It is said that she made efforts to make Yoshimune TOKUGAWA: the lord of the Kii domain, the eighth Shogun after the early death of Ietsugu. In addition, partly because Yoshimune did not have a lawful wife, it is said that she countinued to have power in O-oku and also great influence on bakufu.

In 1741 she died at the age of 76.
Her Kaimyo was '天英院殿従一位光誉和貞崇仁尊儀.'

She donated Sanmon gate of the the Head Temple of Nichirensho sect, Taiseki-ji Temple. Moreover, she donated Shoro (a bell tower) to Myokenzan Yuten-ji Temple of Jodo sect.

Her appearance and keepsakes
Hiroko was buried at Zojo-ji Temple like her husband. In accordance with the sellout of the cemetary after the war, her glave was excavated to research in 1959. A stone octagonal tower was built on her glave. In fact, the style of the glaves of Shogun's lawful wives had been various before and it is thought that it was defined after the funeral of Teneiin.

Judging from the fact that no tooth was discovered and the form of her jaw, it is guessed that she lost all her teeth in her later years and had white hair. The conditions of keepsakes other than her body were not good, but a small Juichimen Kannon-zo (the statue of Eleven-faced Kannon) made of Koboku (fragrant wood) attracted attention. On the back of this statue, an insciption '奉刻 辛卯 男子 祈祷 梅窓院住 唯然' was carved.

In addition, Hiroko's gorinto (a gravestone composed of five pieces piled up one upon another) was also built on the side of the five-storied pagoda of Taiseki-ji Temple.

Appintment of the eighth Shogun
Some people say that it was she who appointed Yoshimune as the eighth Shogun. It is because the way of thinking of Yoshimune was the nearest to that of Ienobu. Hiroko was the person in paramount authority in Edo Castle in those days, but the cabinet officials of the Shogunate and fudai were very surprised at her appointment of Yoshimune. It was because there was no woman in O-oku who had appointed Shogun before and it was hard to imagine that a woman could interfere in politics. Therefore, at first, everybody had reservations about it.
However, it is said that Hiroko took full advantage of the position as Midaidokoro and strongly required to assign Yoshimune to the next Shogun by saying, 'This is the real thought of the former Shogun Ienobu.'
It is said that this made it possible for bakufu to avoid unusual danger of the absence of the Shogun.

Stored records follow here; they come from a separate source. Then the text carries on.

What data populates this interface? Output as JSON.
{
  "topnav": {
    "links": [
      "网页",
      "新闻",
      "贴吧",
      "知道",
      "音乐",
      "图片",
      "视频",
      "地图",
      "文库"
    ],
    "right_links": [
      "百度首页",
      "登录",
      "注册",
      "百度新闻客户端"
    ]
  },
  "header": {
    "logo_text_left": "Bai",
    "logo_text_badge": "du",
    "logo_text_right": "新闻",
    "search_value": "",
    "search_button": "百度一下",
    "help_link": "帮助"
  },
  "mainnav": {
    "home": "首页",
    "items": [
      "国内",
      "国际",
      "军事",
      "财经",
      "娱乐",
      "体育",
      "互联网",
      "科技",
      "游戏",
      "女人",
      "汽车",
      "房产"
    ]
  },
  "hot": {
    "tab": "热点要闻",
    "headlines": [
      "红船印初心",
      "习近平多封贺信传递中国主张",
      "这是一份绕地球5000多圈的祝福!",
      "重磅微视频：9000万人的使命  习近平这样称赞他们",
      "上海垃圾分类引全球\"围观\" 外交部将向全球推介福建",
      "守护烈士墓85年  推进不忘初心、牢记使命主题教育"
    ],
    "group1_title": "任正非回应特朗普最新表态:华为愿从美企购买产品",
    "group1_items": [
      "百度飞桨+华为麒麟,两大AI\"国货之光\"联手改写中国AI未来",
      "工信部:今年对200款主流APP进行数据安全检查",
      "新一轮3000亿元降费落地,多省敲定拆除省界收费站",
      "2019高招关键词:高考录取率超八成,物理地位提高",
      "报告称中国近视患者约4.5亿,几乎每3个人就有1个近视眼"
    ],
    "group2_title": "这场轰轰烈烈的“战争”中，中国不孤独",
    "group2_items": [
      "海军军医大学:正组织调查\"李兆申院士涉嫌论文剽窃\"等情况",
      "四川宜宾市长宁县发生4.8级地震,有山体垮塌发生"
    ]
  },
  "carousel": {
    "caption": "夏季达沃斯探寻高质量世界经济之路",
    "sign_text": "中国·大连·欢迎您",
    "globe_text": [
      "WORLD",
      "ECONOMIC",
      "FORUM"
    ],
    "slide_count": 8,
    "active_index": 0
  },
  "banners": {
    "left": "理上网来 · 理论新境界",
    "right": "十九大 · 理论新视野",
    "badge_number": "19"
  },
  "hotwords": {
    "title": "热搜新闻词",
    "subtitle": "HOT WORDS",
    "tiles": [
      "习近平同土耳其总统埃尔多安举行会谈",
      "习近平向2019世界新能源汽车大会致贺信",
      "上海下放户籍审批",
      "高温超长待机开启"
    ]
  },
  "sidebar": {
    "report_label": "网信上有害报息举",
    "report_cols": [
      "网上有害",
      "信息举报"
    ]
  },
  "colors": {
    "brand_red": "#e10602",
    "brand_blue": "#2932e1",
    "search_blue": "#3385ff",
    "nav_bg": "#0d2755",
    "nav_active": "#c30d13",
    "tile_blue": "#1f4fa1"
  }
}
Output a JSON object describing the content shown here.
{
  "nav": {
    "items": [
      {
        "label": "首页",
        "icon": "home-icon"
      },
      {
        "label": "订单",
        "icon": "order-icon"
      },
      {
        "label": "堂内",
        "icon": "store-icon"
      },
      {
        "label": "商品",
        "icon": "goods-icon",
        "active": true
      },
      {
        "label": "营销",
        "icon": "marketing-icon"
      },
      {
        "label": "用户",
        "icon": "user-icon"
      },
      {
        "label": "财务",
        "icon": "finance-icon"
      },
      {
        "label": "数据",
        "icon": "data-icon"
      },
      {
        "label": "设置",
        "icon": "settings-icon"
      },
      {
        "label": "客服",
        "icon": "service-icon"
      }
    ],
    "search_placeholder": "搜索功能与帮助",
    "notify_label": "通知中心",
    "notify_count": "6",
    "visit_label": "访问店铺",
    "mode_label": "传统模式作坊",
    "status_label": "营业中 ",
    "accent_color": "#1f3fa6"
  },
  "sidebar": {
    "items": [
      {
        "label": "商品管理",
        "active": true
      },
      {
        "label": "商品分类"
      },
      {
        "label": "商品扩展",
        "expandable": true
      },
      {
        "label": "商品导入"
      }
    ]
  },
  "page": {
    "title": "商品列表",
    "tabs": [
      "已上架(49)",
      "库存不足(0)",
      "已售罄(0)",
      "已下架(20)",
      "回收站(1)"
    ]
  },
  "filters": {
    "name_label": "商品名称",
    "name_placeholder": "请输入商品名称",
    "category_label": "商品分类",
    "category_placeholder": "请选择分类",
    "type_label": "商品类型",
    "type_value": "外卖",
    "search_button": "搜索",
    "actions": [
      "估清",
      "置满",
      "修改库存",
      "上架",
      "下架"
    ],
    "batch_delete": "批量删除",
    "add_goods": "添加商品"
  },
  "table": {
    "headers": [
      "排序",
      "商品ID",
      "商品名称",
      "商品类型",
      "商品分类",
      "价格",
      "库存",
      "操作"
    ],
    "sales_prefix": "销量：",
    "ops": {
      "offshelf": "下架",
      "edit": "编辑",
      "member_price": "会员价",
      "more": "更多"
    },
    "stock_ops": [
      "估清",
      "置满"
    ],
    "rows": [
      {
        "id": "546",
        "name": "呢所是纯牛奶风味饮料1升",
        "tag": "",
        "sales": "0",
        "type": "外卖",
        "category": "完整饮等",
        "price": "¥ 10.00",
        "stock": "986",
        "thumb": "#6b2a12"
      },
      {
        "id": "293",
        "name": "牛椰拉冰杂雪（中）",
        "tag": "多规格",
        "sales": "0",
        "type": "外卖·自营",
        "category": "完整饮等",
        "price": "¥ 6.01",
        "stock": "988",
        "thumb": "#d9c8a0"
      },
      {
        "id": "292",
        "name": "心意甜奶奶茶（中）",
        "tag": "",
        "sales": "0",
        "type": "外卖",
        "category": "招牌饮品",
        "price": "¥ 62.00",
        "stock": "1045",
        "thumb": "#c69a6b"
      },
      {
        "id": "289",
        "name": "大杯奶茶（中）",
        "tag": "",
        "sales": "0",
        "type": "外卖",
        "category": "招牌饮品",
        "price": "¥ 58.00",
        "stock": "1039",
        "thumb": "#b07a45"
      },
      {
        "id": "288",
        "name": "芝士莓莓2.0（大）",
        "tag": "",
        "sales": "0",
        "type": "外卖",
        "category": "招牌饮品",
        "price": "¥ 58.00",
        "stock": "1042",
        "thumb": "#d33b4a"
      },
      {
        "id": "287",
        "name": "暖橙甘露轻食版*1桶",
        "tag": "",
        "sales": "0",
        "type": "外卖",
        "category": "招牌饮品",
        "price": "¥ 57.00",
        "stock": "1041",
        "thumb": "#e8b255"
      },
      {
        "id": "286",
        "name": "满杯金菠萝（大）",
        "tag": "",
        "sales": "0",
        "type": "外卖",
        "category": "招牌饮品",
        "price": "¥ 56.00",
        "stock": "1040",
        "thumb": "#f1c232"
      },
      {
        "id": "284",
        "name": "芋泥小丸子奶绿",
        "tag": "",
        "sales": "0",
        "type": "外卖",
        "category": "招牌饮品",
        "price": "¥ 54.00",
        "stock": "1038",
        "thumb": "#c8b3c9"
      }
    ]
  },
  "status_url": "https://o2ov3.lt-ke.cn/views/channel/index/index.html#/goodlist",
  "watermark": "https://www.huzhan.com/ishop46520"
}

Against this theory, other people say that it was her rival Gekkoin who recommended Yoshimune and that Hiroko recommended Tsugutomo TOKUGAWA of the Owari Tokugawa family or Kiyotake MATSUDAIRA, a real younger brother of Ienobu, as the next Shogun. Incidentally, it should be paid attention that the Owari family and the Konoe family were relatives in those days.

[Original Japanese]